* Exercise details *
Lines below that include "Apply" are the answer; copy each one.

[Element data from apps and pages]
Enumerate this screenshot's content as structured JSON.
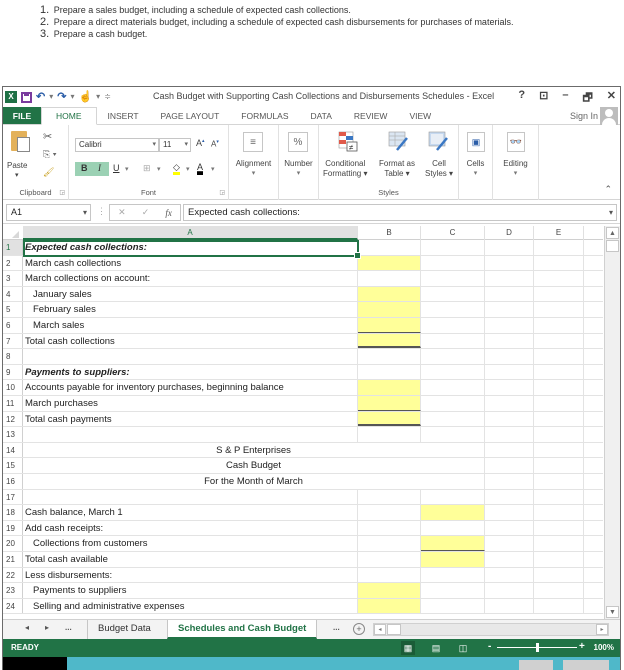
{
  "instructions": [
    {
      "num": "1.",
      "text": "Prepare a sales budget, including a schedule of expected cash collections."
    },
    {
      "num": "2.",
      "text": "Prepare a direct materials budget, including a schedule of expected cash disbursements for purchases of materials."
    },
    {
      "num": "3.",
      "text": "Prepare a cash budget."
    }
  ],
  "window": {
    "title": "Cash Budget with Supporting Cash Collections and Disbursements Schedules - Excel",
    "controls": [
      "?",
      "⊡",
      "–",
      "🗗",
      "✕"
    ],
    "sign_in": "Sign In"
  },
  "ribbon_tabs": [
    "FILE",
    "HOME",
    "INSERT",
    "PAGE LAYOUT",
    "FORMULAS",
    "DATA",
    "REVIEW",
    "VIEW"
  ],
  "ribbon": {
    "clipboard": {
      "paste": "Paste",
      "label": "Clipboard"
    },
    "font": {
      "name": "Calibri",
      "size": "11",
      "bold": "B",
      "italic": "I",
      "underline": "U",
      "label": "Font"
    },
    "alignment": "Alignment",
    "number": "Number",
    "number_icon": "%",
    "styles": {
      "conditional": "Conditional",
      "conditional2": "Formatting ▾",
      "format_table": "Format as",
      "format_table2": "Table ▾",
      "cell_styles": "Cell",
      "cell_styles2": "Styles ▾",
      "label": "Styles"
    },
    "cells": "Cells",
    "editing": "Editing"
  },
  "formula_bar": {
    "name_box": "A1",
    "fx": "fx",
    "formula": "Expected cash collections:"
  },
  "columns": [
    "A",
    "B",
    "C",
    "D",
    "E"
  ],
  "rows": [
    {
      "n": "1",
      "a": "Expected cash collections:"
    },
    {
      "n": "2",
      "a": "March cash collections"
    },
    {
      "n": "3",
      "a": "March collections on account:"
    },
    {
      "n": "4",
      "a": "January sales"
    },
    {
      "n": "5",
      "a": "February sales"
    },
    {
      "n": "6",
      "a": "March sales"
    },
    {
      "n": "7",
      "a": "Total cash collections"
    },
    {
      "n": "8",
      "a": ""
    },
    {
      "n": "9",
      "a": "Payments to suppliers:"
    },
    {
      "n": "10",
      "a": "Accounts payable for inventory purchases, beginning balance"
    },
    {
      "n": "11",
      "a": "March purchases"
    },
    {
      "n": "12",
      "a": "Total cash payments"
    },
    {
      "n": "13",
      "a": ""
    },
    {
      "n": "14",
      "a": "S & P Enterprises"
    },
    {
      "n": "15",
      "a": "Cash Budget"
    },
    {
      "n": "16",
      "a": "For the Month of March"
    },
    {
      "n": "17",
      "a": ""
    },
    {
      "n": "18",
      "a": "Cash balance, March 1"
    },
    {
      "n": "19",
      "a": "Add cash receipts:"
    },
    {
      "n": "20",
      "a": "Collections from customers"
    },
    {
      "n": "21",
      "a": "Total cash available"
    },
    {
      "n": "22",
      "a": "Less disbursements:"
    },
    {
      "n": "23",
      "a": "Payments to suppliers"
    },
    {
      "n": "24",
      "a": "Selling and administrative expenses"
    }
  ],
  "sheet_tabs": {
    "nav_prev": "◂",
    "nav_next": "▸",
    "ellipsis": "...",
    "tabs": [
      "Budget Data",
      "Schedules and Cash Budget"
    ],
    "active": "Schedules and Cash Budget",
    "more": "...",
    "add": "+"
  },
  "status_bar": {
    "state": "READY",
    "zoom": "100%",
    "zoom_level_percent": 100
  },
  "colors": {
    "excel_green": "#217346",
    "input_yellow": "#ffff99"
  }
}
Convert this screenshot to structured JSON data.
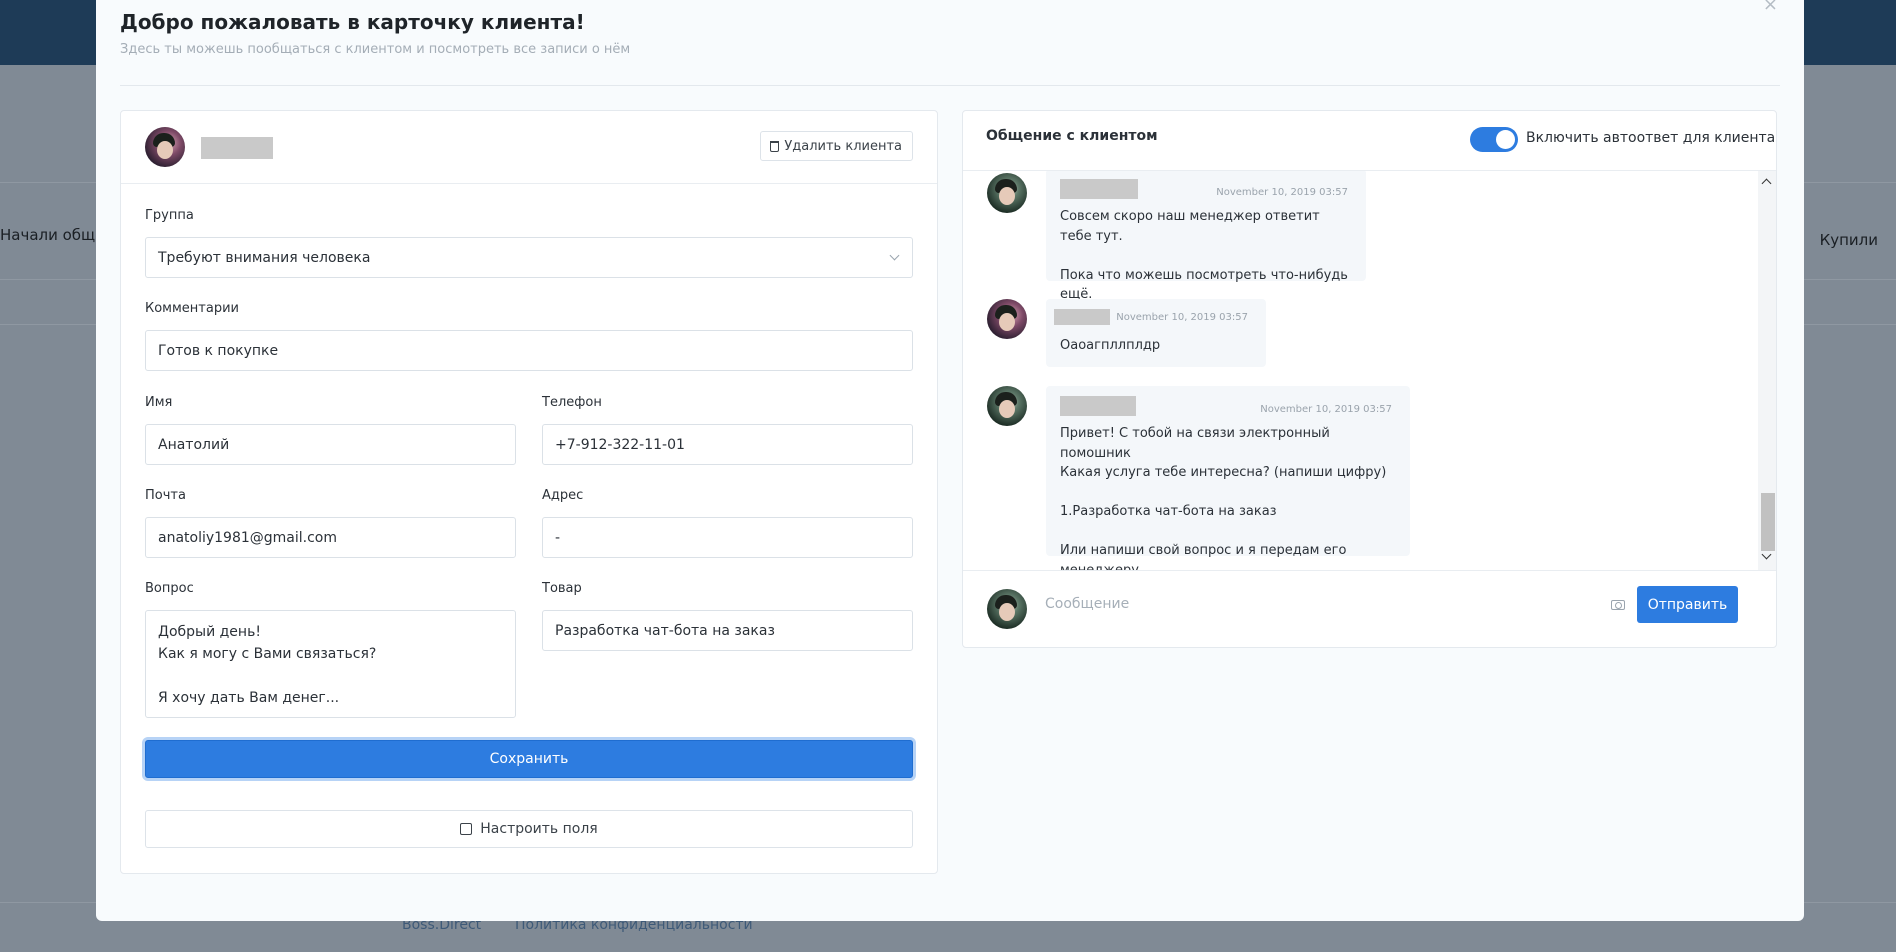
{
  "background": {
    "left_label": "Начали общат",
    "right_label": "Купили",
    "footer_links": [
      "Boss.Direct",
      "Политика конфиденциальности"
    ]
  },
  "modal": {
    "close": "×",
    "title": "Добро пожаловать в карточку клиента!",
    "subtitle": "Здесь ты можешь пообщаться с клиентом и посмотреть все записи о нём"
  },
  "client_card": {
    "delete_label": "Удалить клиента",
    "fields": {
      "group_label": "Группа",
      "group_value": "Требуют внимания человека",
      "comments_label": "Комментарии",
      "comments_value": "Готов к покупке",
      "name_label": "Имя",
      "name_value": "Анатолий",
      "phone_label": "Телефон",
      "phone_value": "+7-912-322-11-01",
      "email_label": "Почта",
      "email_value": "anatoliy1981@gmail.com",
      "address_label": "Адрес",
      "address_value": "-",
      "question_label": "Вопрос",
      "question_value": "Добрый день!\nКак я могу с Вами связаться?\n\nЯ хочу дать Вам денег...",
      "product_label": "Товар",
      "product_value": "Разработка чат-бота на заказ"
    },
    "save_label": "Сохранить",
    "configure_label": "Настроить поля"
  },
  "chat": {
    "title": "Общение с клиентом",
    "autoreply_label": "Включить автоответ для клиента",
    "autoreply_on": true,
    "messages": [
      {
        "time": "November 10, 2019 03:57",
        "text": "Совсем скоро наш менеджер ответит тебе тут.\n\nПока что можешь посмотреть что-нибудь ещё."
      },
      {
        "time": "November 10, 2019 03:57",
        "text": "Оаоагпллплдр"
      },
      {
        "time": "November 10, 2019 03:57",
        "text": "Привет! С тобой на связи электронный помошник\nКакая услуга тебе интересна? (напиши цифру)\n\n1.Разработка чат-бота на заказ\n\nИли напиши свой вопрос и я передам его менеджеру"
      }
    ],
    "message_placeholder": "Сообщение",
    "send_label": "Отправить"
  }
}
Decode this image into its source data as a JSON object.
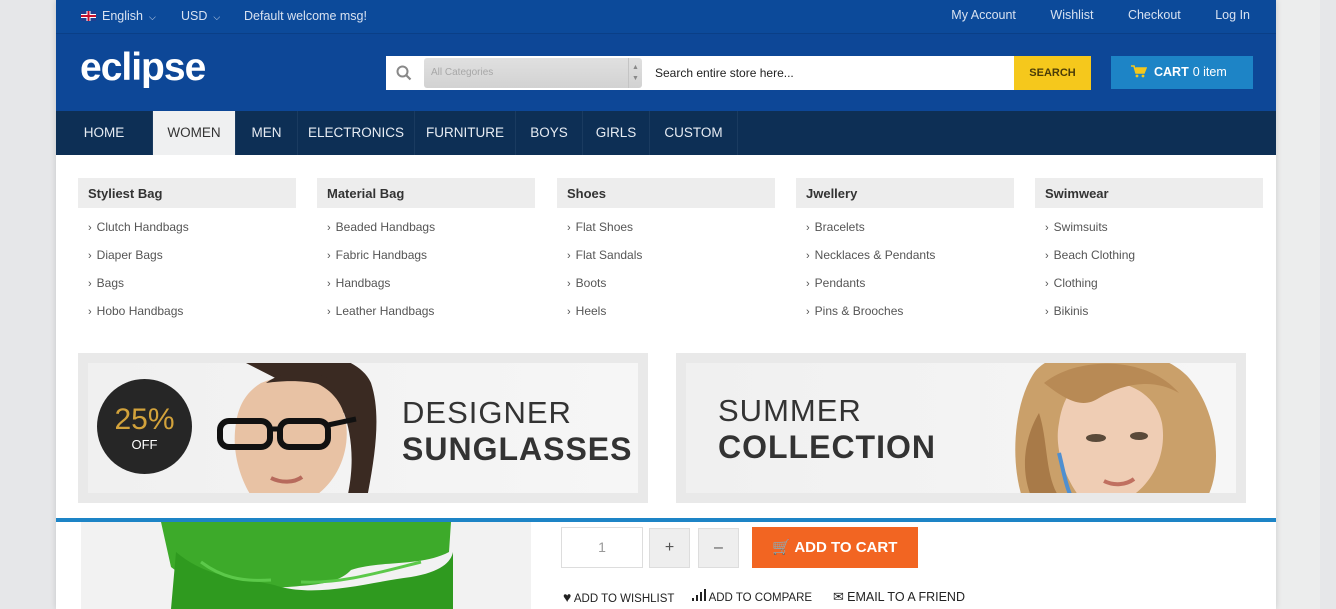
{
  "topbar": {
    "language": "English",
    "currency": "USD",
    "welcome": "Default welcome msg!",
    "links": [
      "My Account",
      "Wishlist",
      "Checkout",
      "Log In"
    ]
  },
  "header": {
    "logo": "eclipse",
    "category_placeholder": "All Categories",
    "search_placeholder": "Search entire store here...",
    "search_button": "SEARCH",
    "cart_label": "CART",
    "cart_count": "0 item"
  },
  "nav": [
    "HOME",
    "WOMEN",
    "MEN",
    "ELECTRONICS",
    "FURNITURE",
    "BOYS",
    "GIRLS",
    "CUSTOM"
  ],
  "mega": {
    "columns": [
      {
        "title": "Styliest Bag",
        "items": [
          "Clutch Handbags",
          "Diaper Bags",
          "Bags",
          "Hobo Handbags"
        ]
      },
      {
        "title": "Material Bag",
        "items": [
          "Beaded Handbags",
          "Fabric Handbags",
          "Handbags",
          "Leather Handbags"
        ]
      },
      {
        "title": "Shoes",
        "items": [
          "Flat Shoes",
          "Flat Sandals",
          "Boots",
          "Heels"
        ]
      },
      {
        "title": "Jwellery",
        "items": [
          "Bracelets",
          "Necklaces & Pendants",
          "Pendants",
          "Pins & Brooches"
        ]
      },
      {
        "title": "Swimwear",
        "items": [
          "Swimsuits",
          "Beach Clothing",
          "Clothing",
          "Bikinis"
        ]
      }
    ],
    "banner1": {
      "badge_pct": "25%",
      "badge_off": "OFF",
      "line1": "DESIGNER",
      "line2": "SUNGLASSES"
    },
    "banner2": {
      "line1": "SUMMER",
      "line2": "COLLECTION"
    }
  },
  "product": {
    "qty": "1",
    "plus": "+",
    "minus": "–",
    "add_to_cart": "ADD TO CART",
    "actions": [
      "ADD TO WISHLIST",
      "ADD TO COMPARE",
      "EMAIL TO A FRIEND"
    ]
  },
  "colors": {
    "topbar": "#0c4a9a",
    "nav": "#0d2f55",
    "search_button": "#f5c81c",
    "cart": "#1d84c6",
    "add_to_cart": "#f26522"
  }
}
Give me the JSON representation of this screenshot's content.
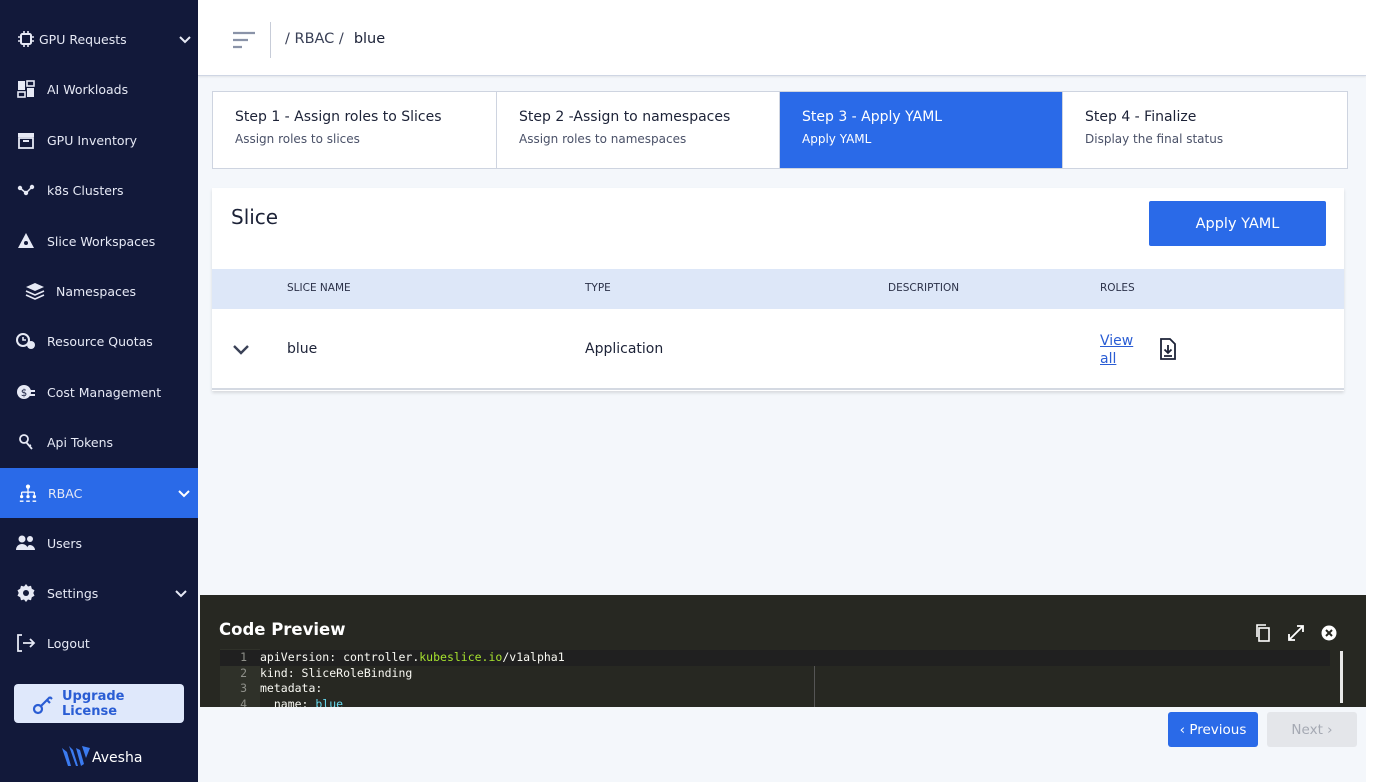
{
  "sidebar": {
    "items": [
      {
        "label": "GPU Requests",
        "icon": "chip-icon"
      },
      {
        "label": "AI Workloads",
        "icon": "dashboard-icon"
      },
      {
        "label": "GPU Inventory",
        "icon": "inventory-icon"
      },
      {
        "label": "k8s Clusters",
        "icon": "cluster-icon"
      },
      {
        "label": "Slice Workspaces",
        "icon": "slice-icon"
      },
      {
        "label": "Namespaces",
        "icon": "layers-icon"
      },
      {
        "label": "Resource Quotas",
        "icon": "quota-icon"
      },
      {
        "label": "Cost Management",
        "icon": "cost-icon"
      },
      {
        "label": "Api Tokens",
        "icon": "key-icon"
      },
      {
        "label": "RBAC",
        "icon": "rbac-icon"
      },
      {
        "label": "Users",
        "icon": "users-icon"
      },
      {
        "label": "Settings",
        "icon": "gear-icon"
      },
      {
        "label": "Logout",
        "icon": "logout-icon"
      }
    ],
    "upgrade_label": "Upgrade License",
    "brand": "Avesha"
  },
  "header": {
    "breadcrumb_root": "/ RBAC /",
    "breadcrumb_current": "blue"
  },
  "stepper": {
    "steps": [
      {
        "title": "Step 1 - Assign roles to Slices",
        "subtitle": "Assign roles to slices"
      },
      {
        "title": "Step 2 -Assign to namespaces",
        "subtitle": "Assign roles to namespaces"
      },
      {
        "title": "Step 3 - Apply YAML",
        "subtitle": "Apply YAML"
      },
      {
        "title": "Step 4 - Finalize",
        "subtitle": "Display the final status"
      }
    ]
  },
  "slice_card": {
    "title": "Slice",
    "apply_label": "Apply YAML",
    "columns": [
      "SLICE NAME",
      "TYPE",
      "DESCRIPTION",
      "ROLES"
    ],
    "rows": [
      {
        "name": "blue",
        "type": "Application",
        "description": "",
        "roles_link": "View all"
      }
    ]
  },
  "code_preview": {
    "title": "Code Preview",
    "lines": [
      {
        "n": "1",
        "key": "apiVersion: controller.",
        "hl": "kubeslice.io",
        "rest": "/v1alpha1"
      },
      {
        "n": "2",
        "key": "kind: SliceRoleBinding",
        "hl": "",
        "rest": ""
      },
      {
        "n": "3",
        "key": "metadata:",
        "hl": "",
        "rest": ""
      },
      {
        "n": "4",
        "key": "  name: ",
        "hl": "blue",
        "rest": ""
      }
    ]
  },
  "footer": {
    "previous_label": "Previous",
    "next_label": "Next"
  },
  "colors": {
    "sidebar_bg": "#12193a",
    "accent": "#2a6ae8",
    "code_bg": "#272822"
  }
}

* Solution for this task *
        "title": "Step 3 - Apply YAML",
        "subtitle": "Apply YAML"
    "apply_label": "Apply YAML",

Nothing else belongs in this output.